Opinion Bitcoin Market Cap could rise 50 times in the Next Decade

Bitcoin Market Cap could rise 50 times in the Next Decade

February 1, 2020

Predicting bitcoin market cap is a process that is a lot less frequently employed than examining its price. Unlike the price, market capitalization is not something that impacts everyday users or crypto holders as much as the actual value of a single token. The same is clear in any cryptocurrency, not just bitcoin – with any of them, users simply want to see price changing and doing the same in their benefit.

Yet, when it comes to long-term growth and sustainability, the key element is the market capitalization, or how much money is there in a cryptocurrency network. Market cap tells about the stability (or lack of it) and the general direction where the price might be going in the coming period.

Right now, the capitalization of bitcoin stands at about 169 billion USD. However, this is small compared to the state of the network’s market cap just two years ago. In the same period, a lot of money left the cryptocurrency network and returned to fiat, weakening the entire crypto market. In spite of this, a US company believes that even the 2017 market cap is nothing what humanity could expect by the end of the next decade.

WESCAP Group Prediction

WESCAP Group is a wealth management company from California. Its Andy Edstrom recently gave out a very bold prediction. According to him, the bitcoin ecosystem could have an incredible rise in market cap in the coming years. In fact, he sees the possibility of bitcoin market capitalization reaching over 8 trillion USD. This wealth manager believes that this stellar jump in capitalization would encompass all other assets. These would include shares, fiat, gold, and offshore assets, while domains like real estate would be demonetized by the flight of capital to crypto.

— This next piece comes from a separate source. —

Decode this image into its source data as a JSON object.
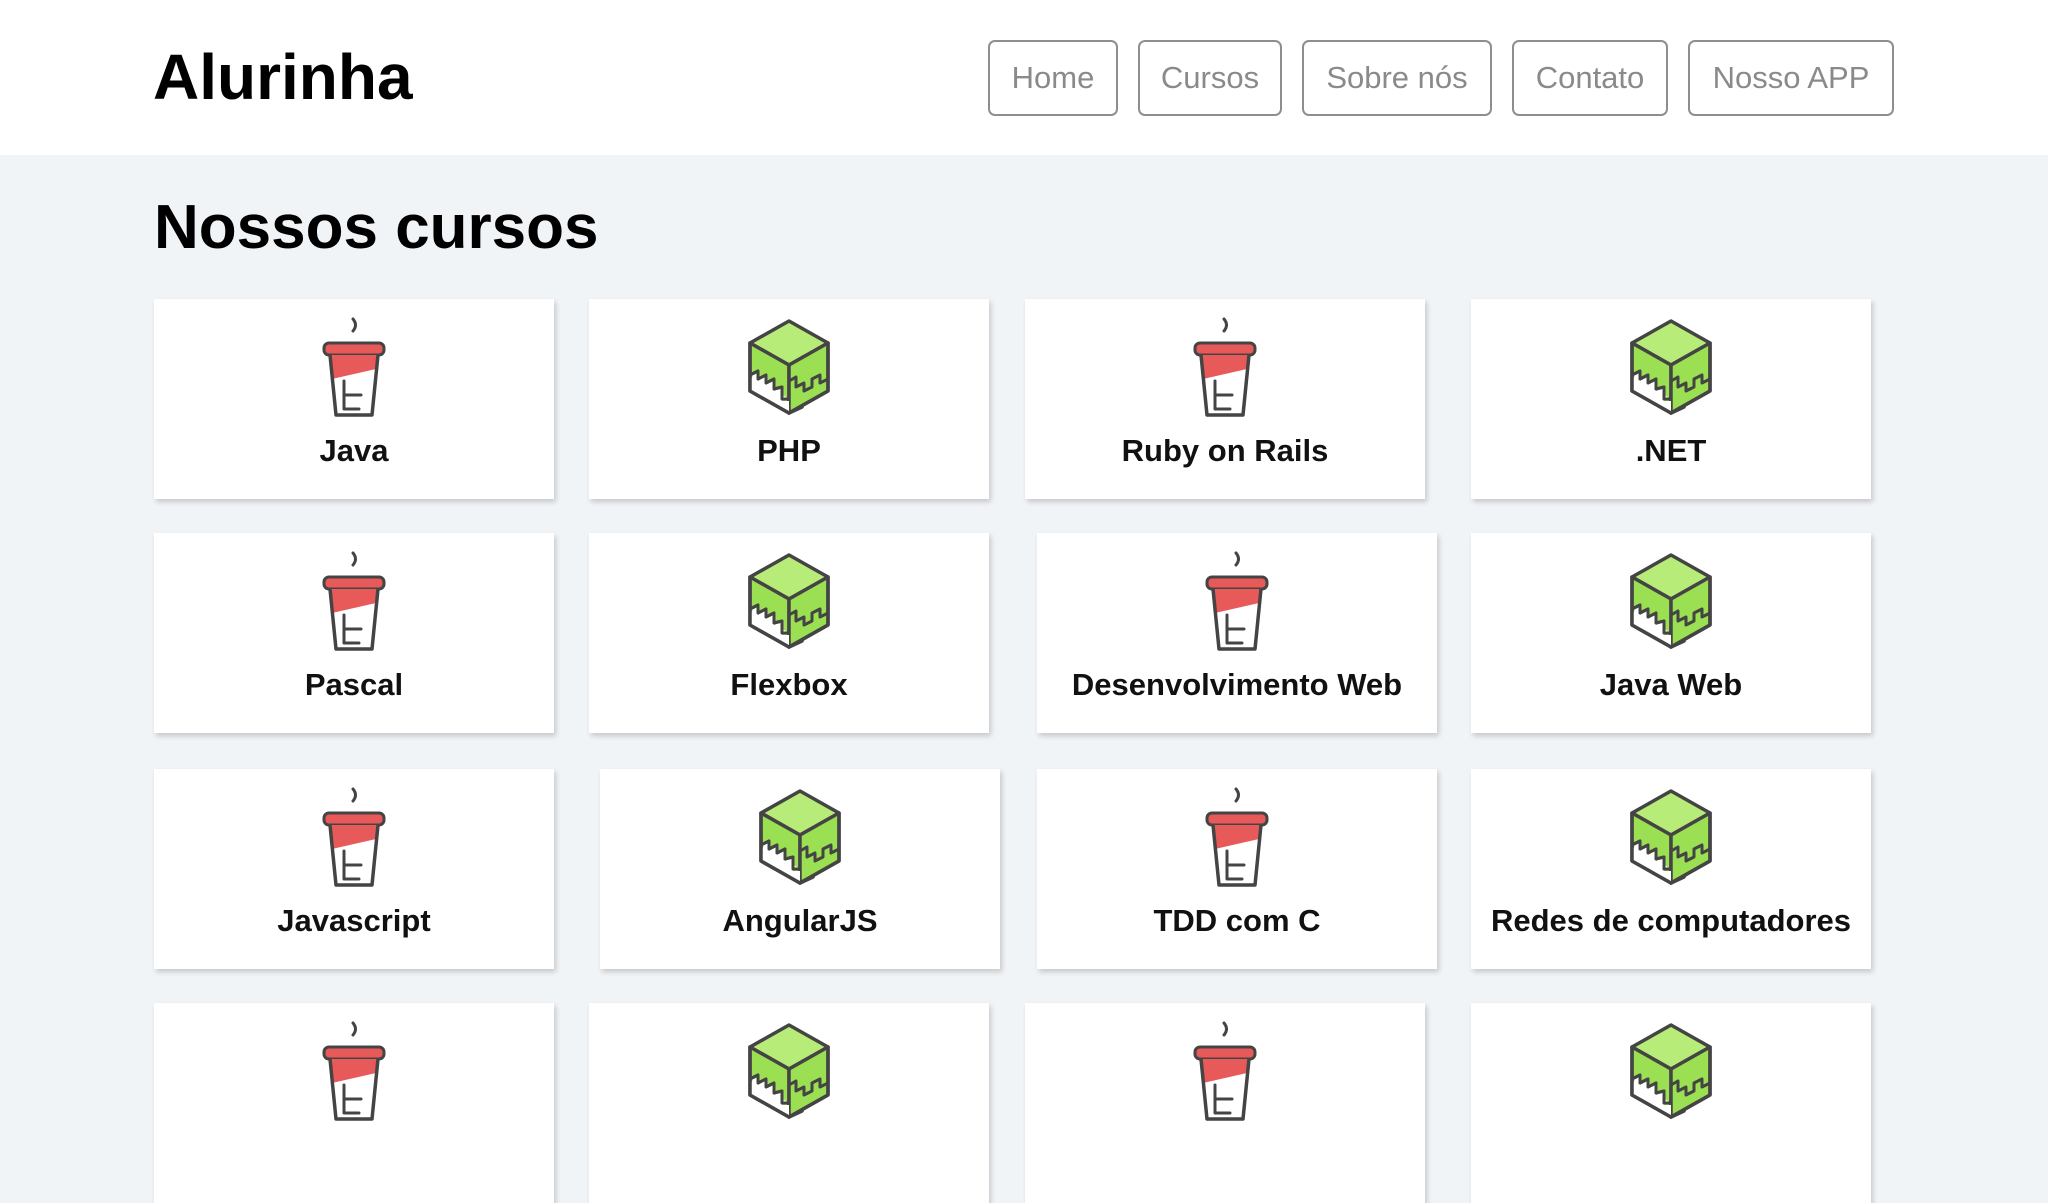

At the same time, interestingly, Edstrom also mentioned that the use-cases of the rising technology in the future will attract many adopters, not just the desire to invest and thus earn. Instead, in the ten years to come, many users will explore things including micropayments through the Lighting Network or things like Abra which will provide user access to different assets through nothing more than holding some bitcoin and using it as collateral. When the two groups meet, the influx of new users will be substantial in the years ahead, as WESCAP Group sees it with the same prediction.

Return of FOMO

FOMO or the Fear of Missing Out is a complex element in the crypto community. While some praised its ability to lead people into the ecosystem, even thanks to shallow and greedy reasons, others point out that those that do come in because it rarely tends to stick for long. However, this double-edged sword element is present in esports and many other digital-only ventures, where benefits come with instant downsides and vice versa. The world already saw FOMO at its full speed in 2017 when the price of bitcoin jumped through the roof. Since then, digital currencies ended up with a hard case of the crypto winter and the same sense of missing out fizzled to almost nothing.

But, it appears now that FOMO is back and could escalate to a level that would surpass its 1.0 version from three years ago. In this case, the new push will be almost definitely ushered in by the notion that bitcoin was the best investment of the previous decade. During this time, the cryptocurrency took off from just a few cents to an average value of 7,100 USD. This outperformed even the result that Goldman Sachs, the US investment banking giant, attained in the same period. Once the prices are back in bullish territory, there is little doubt that many will once again start fearing that they are missing out on the deal of the decade.

The 2020s

As the new decade begins, bitcoin is now among the best-performing assets, but still one with an abundance of problematic baggage it carries. For some, it is still the ideal safe haven against global geopolitical instability and overall risks to the macroeconomic state of the world. A lot more experts and analysts believe that the ability of bitcoin to actually safeguard funds over a prolonged period of fiscal instability is simply overstated. Instead, the showcase moments where bitcoin and the rest of the crypto domain acted very similar to traditional assets.

If the safe haven concept is true, they should have immediately shot either up or down related to what the traditional market is doing. This is further complicated by numerous voices outside of the crypto circles who still maintain that bitcoin has no underlying value and is nothing but a speculative asset. Here, there is even the know argument regarding how the bitcoin price could reach zero one day. In these cases, the zombie talking points of bitcoin being bad while blockchain tech is very good to continue to crop up regularly, even from individuals who would have to know more about all of this.

Central Banks

WESCAP Group prediction is not insane and it is not by any means something that is completely out of the realm of possibility. However, it has a big precondition that many in the crypto adopter community often shun – institutional exceptions. To get to a market cap value of 8 trillion USD, the cryptocurrency first needs major companies and similar business institutions enter the market. They would likely first be only buyers, but later on, bitcoin would end up as a financial asset with a diverse user case.

From there on, the final big push would also need to occur and it would need to include central banks. Only if institutions and central banks start creating their deposits of BTC and engaging in day trading could bitcoin reach this level of market cap. At that moment, this digital currency would attain full and complete regulatory inclusion, equating it in some shape and form with any other tradable asset. While this is not impossible, the chances of the same inclusion of central banks in the crypto market do not seem overly likely at least in the first half of the new decade.